The scenes of the classes are few and far between, there is no preciousness in photographing their movements or their mai (dances). It is precisely in the last chapter where this choice of script —unlike what other series with a more traditional or gimmicky narrative are used to— is most valued, giving us a perfect ellipsis that places us where we should be, waiting. The intimacy shown with the respect due to its characters, tenderness, companionship, tolerance, imbues the series with its small gestures, the rays of the sun on the breakfast table, Kiyo’s delicate dishes…, a process that begins with the adventure of daily shopping, full of discoveries, of individual characters who are experts in what they sell, while Kiyo mentally creates associations between food, emotions, memories and people.
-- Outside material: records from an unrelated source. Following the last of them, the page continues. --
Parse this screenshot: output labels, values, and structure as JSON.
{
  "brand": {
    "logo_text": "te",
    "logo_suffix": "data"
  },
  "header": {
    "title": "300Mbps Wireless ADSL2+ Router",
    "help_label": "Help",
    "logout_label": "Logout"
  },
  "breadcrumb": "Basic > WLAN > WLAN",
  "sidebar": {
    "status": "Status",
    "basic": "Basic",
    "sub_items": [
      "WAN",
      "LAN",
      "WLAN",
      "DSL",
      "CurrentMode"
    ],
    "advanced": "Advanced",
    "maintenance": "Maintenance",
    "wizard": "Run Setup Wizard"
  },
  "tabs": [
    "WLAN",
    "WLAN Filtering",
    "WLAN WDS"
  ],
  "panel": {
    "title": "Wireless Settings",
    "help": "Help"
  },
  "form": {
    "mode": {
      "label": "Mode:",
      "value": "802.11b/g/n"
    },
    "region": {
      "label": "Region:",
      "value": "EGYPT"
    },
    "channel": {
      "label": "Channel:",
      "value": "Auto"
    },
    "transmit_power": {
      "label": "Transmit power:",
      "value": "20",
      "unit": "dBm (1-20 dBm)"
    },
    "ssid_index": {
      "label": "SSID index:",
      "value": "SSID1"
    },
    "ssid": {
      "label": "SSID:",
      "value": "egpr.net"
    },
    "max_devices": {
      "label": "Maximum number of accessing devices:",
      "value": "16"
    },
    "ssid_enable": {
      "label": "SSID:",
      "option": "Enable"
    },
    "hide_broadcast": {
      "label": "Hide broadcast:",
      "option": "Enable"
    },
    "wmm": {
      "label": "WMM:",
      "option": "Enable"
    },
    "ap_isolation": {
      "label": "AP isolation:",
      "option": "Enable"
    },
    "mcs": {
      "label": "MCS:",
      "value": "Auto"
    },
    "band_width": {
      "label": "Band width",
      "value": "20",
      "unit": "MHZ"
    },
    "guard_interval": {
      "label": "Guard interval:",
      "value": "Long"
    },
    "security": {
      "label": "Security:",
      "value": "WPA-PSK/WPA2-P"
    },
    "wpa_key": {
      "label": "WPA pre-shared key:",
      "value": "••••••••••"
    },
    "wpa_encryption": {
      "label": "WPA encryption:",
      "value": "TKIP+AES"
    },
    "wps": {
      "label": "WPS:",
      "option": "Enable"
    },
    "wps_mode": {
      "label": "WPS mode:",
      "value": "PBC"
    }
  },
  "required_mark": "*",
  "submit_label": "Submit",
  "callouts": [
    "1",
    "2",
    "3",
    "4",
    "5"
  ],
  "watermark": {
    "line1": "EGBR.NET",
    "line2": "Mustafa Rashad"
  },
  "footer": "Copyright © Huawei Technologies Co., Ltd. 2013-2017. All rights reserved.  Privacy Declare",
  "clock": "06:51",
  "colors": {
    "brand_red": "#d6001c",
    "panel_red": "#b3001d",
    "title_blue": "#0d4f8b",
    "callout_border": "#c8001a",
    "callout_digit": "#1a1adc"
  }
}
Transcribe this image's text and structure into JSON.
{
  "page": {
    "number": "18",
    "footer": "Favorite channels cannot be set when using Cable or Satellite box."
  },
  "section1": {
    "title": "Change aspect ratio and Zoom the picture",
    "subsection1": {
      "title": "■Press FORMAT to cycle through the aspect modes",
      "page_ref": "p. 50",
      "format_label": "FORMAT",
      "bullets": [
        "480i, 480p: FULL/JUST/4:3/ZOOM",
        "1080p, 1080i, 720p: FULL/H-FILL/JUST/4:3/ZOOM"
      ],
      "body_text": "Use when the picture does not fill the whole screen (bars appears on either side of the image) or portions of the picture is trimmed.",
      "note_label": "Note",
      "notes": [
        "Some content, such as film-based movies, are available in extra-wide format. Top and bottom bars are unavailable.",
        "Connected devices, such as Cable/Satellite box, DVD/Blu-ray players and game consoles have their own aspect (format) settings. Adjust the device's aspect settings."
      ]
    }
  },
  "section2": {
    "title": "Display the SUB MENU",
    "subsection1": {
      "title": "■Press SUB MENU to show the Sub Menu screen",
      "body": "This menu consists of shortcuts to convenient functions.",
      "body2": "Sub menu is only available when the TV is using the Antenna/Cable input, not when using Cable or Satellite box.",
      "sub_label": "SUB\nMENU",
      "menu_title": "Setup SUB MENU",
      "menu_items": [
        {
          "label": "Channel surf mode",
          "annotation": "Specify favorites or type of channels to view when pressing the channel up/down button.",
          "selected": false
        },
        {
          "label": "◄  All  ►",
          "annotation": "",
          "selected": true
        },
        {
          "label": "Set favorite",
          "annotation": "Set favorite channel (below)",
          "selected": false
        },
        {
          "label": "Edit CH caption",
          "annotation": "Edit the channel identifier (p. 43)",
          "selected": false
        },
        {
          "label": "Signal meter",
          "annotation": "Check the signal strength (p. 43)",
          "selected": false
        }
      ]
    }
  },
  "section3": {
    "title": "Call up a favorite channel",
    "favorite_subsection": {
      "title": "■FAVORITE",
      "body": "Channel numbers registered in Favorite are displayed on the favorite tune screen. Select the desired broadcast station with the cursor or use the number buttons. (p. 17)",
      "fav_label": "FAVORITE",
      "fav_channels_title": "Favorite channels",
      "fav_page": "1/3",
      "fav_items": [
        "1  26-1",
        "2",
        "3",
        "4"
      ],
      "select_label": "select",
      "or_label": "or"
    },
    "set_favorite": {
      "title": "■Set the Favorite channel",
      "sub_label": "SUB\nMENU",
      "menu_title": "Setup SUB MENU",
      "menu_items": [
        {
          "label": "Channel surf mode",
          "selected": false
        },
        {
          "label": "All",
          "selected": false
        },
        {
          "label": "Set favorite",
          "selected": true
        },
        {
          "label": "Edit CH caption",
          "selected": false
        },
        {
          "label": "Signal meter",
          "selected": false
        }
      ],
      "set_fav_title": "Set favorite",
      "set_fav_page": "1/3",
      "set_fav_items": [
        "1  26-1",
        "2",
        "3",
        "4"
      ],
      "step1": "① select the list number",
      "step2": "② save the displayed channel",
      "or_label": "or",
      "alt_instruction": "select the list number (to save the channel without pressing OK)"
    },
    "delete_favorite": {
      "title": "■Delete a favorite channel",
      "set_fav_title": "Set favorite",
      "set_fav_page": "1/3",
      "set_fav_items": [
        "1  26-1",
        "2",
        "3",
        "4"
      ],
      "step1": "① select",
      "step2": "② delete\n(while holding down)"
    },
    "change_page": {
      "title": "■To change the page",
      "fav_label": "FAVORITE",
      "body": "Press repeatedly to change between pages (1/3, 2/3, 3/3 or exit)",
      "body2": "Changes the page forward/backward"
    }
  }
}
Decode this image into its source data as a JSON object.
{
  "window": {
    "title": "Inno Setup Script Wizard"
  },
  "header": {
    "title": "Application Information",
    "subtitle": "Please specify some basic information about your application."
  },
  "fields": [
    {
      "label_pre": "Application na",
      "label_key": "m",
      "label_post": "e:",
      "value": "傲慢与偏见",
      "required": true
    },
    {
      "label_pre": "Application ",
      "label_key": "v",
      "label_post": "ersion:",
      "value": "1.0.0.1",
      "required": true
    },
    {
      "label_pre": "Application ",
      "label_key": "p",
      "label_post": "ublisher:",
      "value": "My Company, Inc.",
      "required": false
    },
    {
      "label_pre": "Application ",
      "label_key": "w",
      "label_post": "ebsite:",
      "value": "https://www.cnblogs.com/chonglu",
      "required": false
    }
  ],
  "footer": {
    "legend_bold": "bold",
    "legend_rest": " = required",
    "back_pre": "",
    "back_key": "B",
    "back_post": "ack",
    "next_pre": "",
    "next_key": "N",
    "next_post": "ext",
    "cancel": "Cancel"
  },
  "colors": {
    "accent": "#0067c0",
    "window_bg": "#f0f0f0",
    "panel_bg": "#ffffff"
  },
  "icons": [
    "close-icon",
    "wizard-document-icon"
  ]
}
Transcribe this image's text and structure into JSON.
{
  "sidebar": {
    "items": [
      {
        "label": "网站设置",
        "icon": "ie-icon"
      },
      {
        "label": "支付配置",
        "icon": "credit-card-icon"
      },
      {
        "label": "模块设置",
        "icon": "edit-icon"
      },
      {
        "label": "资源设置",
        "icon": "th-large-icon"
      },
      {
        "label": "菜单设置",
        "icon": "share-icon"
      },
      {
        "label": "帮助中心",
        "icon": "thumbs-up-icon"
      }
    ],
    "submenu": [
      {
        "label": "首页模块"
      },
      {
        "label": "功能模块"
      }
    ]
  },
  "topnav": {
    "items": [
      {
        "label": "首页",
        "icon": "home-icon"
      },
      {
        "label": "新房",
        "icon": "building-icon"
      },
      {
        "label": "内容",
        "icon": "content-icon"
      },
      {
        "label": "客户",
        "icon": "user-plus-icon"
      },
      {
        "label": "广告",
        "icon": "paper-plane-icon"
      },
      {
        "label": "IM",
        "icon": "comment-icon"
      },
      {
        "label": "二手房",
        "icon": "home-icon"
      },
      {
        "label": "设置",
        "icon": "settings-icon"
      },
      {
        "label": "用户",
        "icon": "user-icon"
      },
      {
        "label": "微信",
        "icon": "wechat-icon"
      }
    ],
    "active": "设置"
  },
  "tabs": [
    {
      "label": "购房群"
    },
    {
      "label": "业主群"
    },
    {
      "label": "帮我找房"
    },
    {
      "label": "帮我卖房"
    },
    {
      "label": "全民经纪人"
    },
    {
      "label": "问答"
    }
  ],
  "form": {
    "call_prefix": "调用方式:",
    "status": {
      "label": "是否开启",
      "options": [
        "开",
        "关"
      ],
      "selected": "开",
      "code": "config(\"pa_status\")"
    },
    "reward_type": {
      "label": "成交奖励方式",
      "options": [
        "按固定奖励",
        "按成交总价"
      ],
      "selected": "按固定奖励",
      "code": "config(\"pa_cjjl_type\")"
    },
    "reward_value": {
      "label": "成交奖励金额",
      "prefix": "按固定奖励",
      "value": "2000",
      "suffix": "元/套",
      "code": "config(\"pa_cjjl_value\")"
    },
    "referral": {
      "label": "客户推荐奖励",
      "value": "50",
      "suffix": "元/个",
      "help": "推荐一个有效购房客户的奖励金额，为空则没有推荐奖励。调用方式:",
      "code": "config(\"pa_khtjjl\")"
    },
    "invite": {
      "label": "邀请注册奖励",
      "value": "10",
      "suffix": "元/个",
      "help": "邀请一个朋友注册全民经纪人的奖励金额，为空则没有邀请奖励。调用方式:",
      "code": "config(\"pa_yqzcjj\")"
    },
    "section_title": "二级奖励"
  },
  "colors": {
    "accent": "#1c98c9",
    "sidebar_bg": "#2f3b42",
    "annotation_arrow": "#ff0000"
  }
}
The love for food and for diners creates a bubble of happiness in which those who live by making and those who live by eating float, and the correlation of recipes and emotions flows with a naturalness inversely proportional to those vacuous foodxploitation films, where the delicacies are only a reflection of the smugness of the person who prepares them. Throughout the series, we will hear “normal” several times, always with a positive nuance. Symbolically, Kiyo’s challenge will be to prepare dishes that meet this condition, considering the thousand regional variations of each recipe of Japanese cuisine, because what he will achieve will be to satisfy all the palates of the household, stimulating their memories, soothing their discomfort, celebrating, and bringing his own goodness.
The question of feminism, atavism and tradition, anachronisms or the obstacles to combining a modern life in a world encapsulated and anchored in the past, with immovable roles, are not raised or resolved in Makanai, nothing is hinted at, beyond what we are shown, we do not know the structure of the business or the conditions of their work. It will be the tourist viewers who will wonder whether training young girls to perform for men in traditional dance, music or singing is discriminatory or demeaning, whether they are nowadays protected in the workplace, and whether it is permissible for them to have to give up their careers if they are married. The maiko in the series have fun like Little Women, support each other like Our Little Sister, and discover that the walking of the living dead was choreographed before by the actors of the nō theatre, gliding on their feet, remembering their past lives.